[Excerpts from an interface dataset]
- - -
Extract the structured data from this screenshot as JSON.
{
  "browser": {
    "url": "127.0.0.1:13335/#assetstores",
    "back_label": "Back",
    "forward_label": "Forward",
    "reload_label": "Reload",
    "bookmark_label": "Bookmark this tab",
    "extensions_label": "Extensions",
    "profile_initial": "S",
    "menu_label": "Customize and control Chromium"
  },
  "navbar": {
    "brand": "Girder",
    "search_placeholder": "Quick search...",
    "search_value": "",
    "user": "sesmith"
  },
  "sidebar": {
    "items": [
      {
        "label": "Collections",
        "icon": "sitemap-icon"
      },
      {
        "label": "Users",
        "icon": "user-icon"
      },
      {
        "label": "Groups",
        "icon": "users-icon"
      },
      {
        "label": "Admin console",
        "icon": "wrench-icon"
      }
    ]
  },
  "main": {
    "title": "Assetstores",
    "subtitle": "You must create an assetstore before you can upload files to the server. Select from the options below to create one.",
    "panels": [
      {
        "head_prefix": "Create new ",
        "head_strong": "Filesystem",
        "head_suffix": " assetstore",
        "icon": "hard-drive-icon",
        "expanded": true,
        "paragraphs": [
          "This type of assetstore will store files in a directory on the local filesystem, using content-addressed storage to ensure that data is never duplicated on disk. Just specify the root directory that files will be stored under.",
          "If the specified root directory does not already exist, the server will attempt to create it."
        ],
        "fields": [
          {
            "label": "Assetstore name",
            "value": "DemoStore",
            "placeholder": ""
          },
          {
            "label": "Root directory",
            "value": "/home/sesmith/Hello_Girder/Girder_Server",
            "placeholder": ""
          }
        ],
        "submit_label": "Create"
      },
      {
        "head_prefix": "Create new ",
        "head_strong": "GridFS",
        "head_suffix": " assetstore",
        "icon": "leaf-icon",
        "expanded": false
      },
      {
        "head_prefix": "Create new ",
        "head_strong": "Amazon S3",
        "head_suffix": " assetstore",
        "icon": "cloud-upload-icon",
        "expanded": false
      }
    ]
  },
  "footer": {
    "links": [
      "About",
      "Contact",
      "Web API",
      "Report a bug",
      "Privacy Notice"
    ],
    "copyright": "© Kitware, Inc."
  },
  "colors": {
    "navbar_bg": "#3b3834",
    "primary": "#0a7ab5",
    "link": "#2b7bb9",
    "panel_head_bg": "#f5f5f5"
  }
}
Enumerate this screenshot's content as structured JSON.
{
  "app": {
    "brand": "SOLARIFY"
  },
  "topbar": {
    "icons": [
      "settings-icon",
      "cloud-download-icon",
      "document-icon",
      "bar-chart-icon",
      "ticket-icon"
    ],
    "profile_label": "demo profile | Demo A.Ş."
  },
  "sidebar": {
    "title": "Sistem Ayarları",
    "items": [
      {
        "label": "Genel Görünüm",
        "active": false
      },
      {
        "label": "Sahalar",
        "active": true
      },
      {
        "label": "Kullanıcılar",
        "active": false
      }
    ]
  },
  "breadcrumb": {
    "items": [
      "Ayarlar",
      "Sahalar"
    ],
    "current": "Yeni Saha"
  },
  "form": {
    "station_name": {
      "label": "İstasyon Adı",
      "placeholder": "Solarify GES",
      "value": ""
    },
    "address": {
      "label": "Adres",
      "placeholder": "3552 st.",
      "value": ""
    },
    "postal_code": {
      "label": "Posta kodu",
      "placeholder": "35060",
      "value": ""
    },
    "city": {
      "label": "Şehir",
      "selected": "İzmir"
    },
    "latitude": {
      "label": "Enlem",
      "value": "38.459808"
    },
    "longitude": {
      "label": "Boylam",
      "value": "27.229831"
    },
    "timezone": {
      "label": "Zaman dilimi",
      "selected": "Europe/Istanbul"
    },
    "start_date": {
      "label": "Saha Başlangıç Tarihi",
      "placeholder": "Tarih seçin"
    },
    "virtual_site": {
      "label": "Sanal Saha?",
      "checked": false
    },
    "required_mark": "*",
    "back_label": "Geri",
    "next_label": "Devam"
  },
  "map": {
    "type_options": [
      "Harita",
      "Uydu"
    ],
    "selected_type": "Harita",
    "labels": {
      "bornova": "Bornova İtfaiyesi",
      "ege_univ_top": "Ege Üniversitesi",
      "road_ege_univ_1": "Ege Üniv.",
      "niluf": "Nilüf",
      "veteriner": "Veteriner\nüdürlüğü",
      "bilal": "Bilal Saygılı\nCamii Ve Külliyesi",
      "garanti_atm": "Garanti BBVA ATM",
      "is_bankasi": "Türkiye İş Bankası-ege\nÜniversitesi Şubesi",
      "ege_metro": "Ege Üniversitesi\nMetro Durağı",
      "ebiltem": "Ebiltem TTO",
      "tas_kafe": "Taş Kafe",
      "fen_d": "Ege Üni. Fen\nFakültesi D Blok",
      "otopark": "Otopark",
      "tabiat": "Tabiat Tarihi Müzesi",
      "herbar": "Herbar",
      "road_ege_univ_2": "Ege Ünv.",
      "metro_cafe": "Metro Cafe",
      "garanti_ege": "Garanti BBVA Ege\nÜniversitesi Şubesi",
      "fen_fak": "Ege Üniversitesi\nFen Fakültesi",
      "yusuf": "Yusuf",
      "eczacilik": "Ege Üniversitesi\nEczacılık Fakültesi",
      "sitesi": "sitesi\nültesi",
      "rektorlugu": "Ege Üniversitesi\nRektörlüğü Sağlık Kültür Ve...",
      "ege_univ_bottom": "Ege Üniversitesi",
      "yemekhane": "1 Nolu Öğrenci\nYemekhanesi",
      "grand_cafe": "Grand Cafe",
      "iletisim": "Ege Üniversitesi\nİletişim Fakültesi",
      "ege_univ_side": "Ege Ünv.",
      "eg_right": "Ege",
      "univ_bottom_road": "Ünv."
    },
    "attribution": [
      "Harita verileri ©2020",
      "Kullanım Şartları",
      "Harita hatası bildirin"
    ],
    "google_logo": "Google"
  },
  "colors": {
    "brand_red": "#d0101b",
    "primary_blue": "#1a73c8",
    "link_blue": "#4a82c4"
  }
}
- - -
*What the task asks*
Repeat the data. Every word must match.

*Answer for the task*
Extract the structured data from this screenshot as JSON.
{
  "browser": {
    "url": "127.0.0.1:13335/#assetstores",
    "back_label": "Back",
    "forward_label": "Forward",
    "reload_label": "Reload",
    "bookmark_label": "Bookmark this tab",
    "extensions_label": "Extensions",
    "profile_initial": "S",
    "menu_label": "Customize and control Chromium"
  },
  "navbar": {
    "brand": "Girder",
    "search_placeholder": "Quick search...",
    "search_value": "",
    "user": "sesmith"
  },
  "sidebar": {
    "items": [
      {
        "label": "Collections",
        "icon": "sitemap-icon"
      },
      {
        "label": "Users",
        "icon": "user-icon"
      },
      {
        "label": "Groups",
        "icon": "users-icon"
      },
      {
        "label": "Admin console",
        "icon": "wrench-icon"
      }
    ]
  },
  "main": {
    "title": "Assetstores",
    "subtitle": "You must create an assetstore before you can upload files to the server. Select from the options below to create one.",
    "panels": [
      {
        "head_prefix": "Create new ",
        "head_strong": "Filesystem",
        "head_suffix": " assetstore",
        "icon": "hard-drive-icon",
        "expanded": true,
        "paragraphs": [
          "This type of assetstore will store files in a directory on the local filesystem, using content-addressed storage to ensure that data is never duplicated on disk. Just specify the root directory that files will be stored under.",
          "If the specified root directory does not already exist, the server will attempt to create it."
        ],
        "fields": [
          {
            "label": "Assetstore name",
            "value": "DemoStore",
            "placeholder": ""
          },
          {
            "label": "Root directory",
            "value": "/home/sesmith/Hello_Girder/Girder_Server",
            "placeholder": ""
          }
        ],
        "submit_label": "Create"
      },
      {
        "head_prefix": "Create new ",
        "head_strong": "GridFS",
        "head_suffix": " assetstore",
        "icon": "leaf-icon",
        "expanded": false
      },
      {
        "head_prefix": "Create new ",
        "head_strong": "Amazon S3",
        "head_suffix": " assetstore",
        "icon": "cloud-upload-icon",
        "expanded": false
      }
    ]
  },
  "footer": {
    "links": [
      "About",
      "Contact",
      "Web API",
      "Report a bug",
      "Privacy Notice"
    ],
    "copyright": "© Kitware, Inc."
  },
  "colors": {
    "navbar_bg": "#3b3834",
    "primary": "#0a7ab5",
    "link": "#2b7bb9",
    "panel_head_bg": "#f5f5f5"
  }
}
Enumerate this screenshot's content as structured JSON.
{
  "app": {
    "brand": "SOLARIFY"
  },
  "topbar": {
    "icons": [
      "settings-icon",
      "cloud-download-icon",
      "document-icon",
      "bar-chart-icon",
      "ticket-icon"
    ],
    "profile_label": "demo profile | Demo A.Ş."
  },
  "sidebar": {
    "title": "Sistem Ayarları",
    "items": [
      {
        "label": "Genel Görünüm",
        "active": false
      },
      {
        "label": "Sahalar",
        "active": true
      },
      {
        "label": "Kullanıcılar",
        "active": false
      }
    ]
  },
  "breadcrumb": {
    "items": [
      "Ayarlar",
      "Sahalar"
    ],
    "current": "Yeni Saha"
  },
  "form": {
    "station_name": {
      "label": "İstasyon Adı",
      "placeholder": "Solarify GES",
      "value": ""
    },
    "address": {
      "label": "Adres",
      "placeholder": "3552 st.",
      "value": ""
    },
    "postal_code": {
      "label": "Posta kodu",
      "placeholder": "35060",
      "value": ""
    },
    "city": {
      "label": "Şehir",
      "selected": "İzmir"
    },
    "latitude": {
      "label": "Enlem",
      "value": "38.459808"
    },
    "longitude": {
      "label": "Boylam",
      "value": "27.229831"
    },
    "timezone": {
      "label": "Zaman dilimi",
      "selected": "Europe/Istanbul"
    },
    "start_date": {
      "label": "Saha Başlangıç Tarihi",
      "placeholder": "Tarih seçin"
    },
    "virtual_site": {
      "label": "Sanal Saha?",
      "checked": false
    },
    "required_mark": "*",
    "back_label": "Geri",
    "next_label": "Devam"
  },
  "map": {
    "type_options": [
      "Harita",
      "Uydu"
    ],
    "selected_type": "Harita",
    "labels": {
      "bornova": "Bornova İtfaiyesi",
      "ege_univ_top": "Ege Üniversitesi",
      "road_ege_univ_1": "Ege Üniv.",
      "niluf": "Nilüf",
      "veteriner": "Veteriner\nüdürlüğü",
      "bilal": "Bilal Saygılı\nCamii Ve Külliyesi",
      "garanti_atm": "Garanti BBVA ATM",
      "is_bankasi": "Türkiye İş Bankası-ege\nÜniversitesi Şubesi",
      "ege_metro": "Ege Üniversitesi\nMetro Durağı",
      "ebiltem": "Ebiltem TTO",
      "tas_kafe": "Taş Kafe",
      "fen_d": "Ege Üni. Fen\nFakültesi D Blok",
      "otopark": "Otopark",
      "tabiat": "Tabiat Tarihi Müzesi",
      "herbar": "Herbar",
      "road_ege_univ_2": "Ege Ünv.",
      "metro_cafe": "Metro Cafe",
      "garanti_ege": "Garanti BBVA Ege\nÜniversitesi Şubesi",
      "fen_fak": "Ege Üniversitesi\nFen Fakültesi",
      "yusuf": "Yusuf",
      "eczacilik": "Ege Üniversitesi\nEczacılık Fakültesi",
      "sitesi": "sitesi\nültesi",
      "rektorlugu": "Ege Üniversitesi\nRektörlüğü Sağlık Kültür Ve...",
      "ege_univ_bottom": "Ege Üniversitesi",
      "yemekhane": "1 Nolu Öğrenci\nYemekhanesi",
      "grand_cafe": "Grand Cafe",
      "iletisim": "Ege Üniversitesi\nİletişim Fakültesi",
      "ege_univ_side": "Ege Ünv.",
      "eg_right": "Ege",
      "univ_bottom_road": "Ünv."
    },
    "attribution": [
      "Harita verileri ©2020",
      "Kullanım Şartları",
      "Harita hatası bildirin"
    ],
    "google_logo": "Google"
  },
  "colors": {
    "brand_red": "#d0101b",
    "primary_blue": "#1a73c8",
    "link_blue": "#4a82c4"
  }
}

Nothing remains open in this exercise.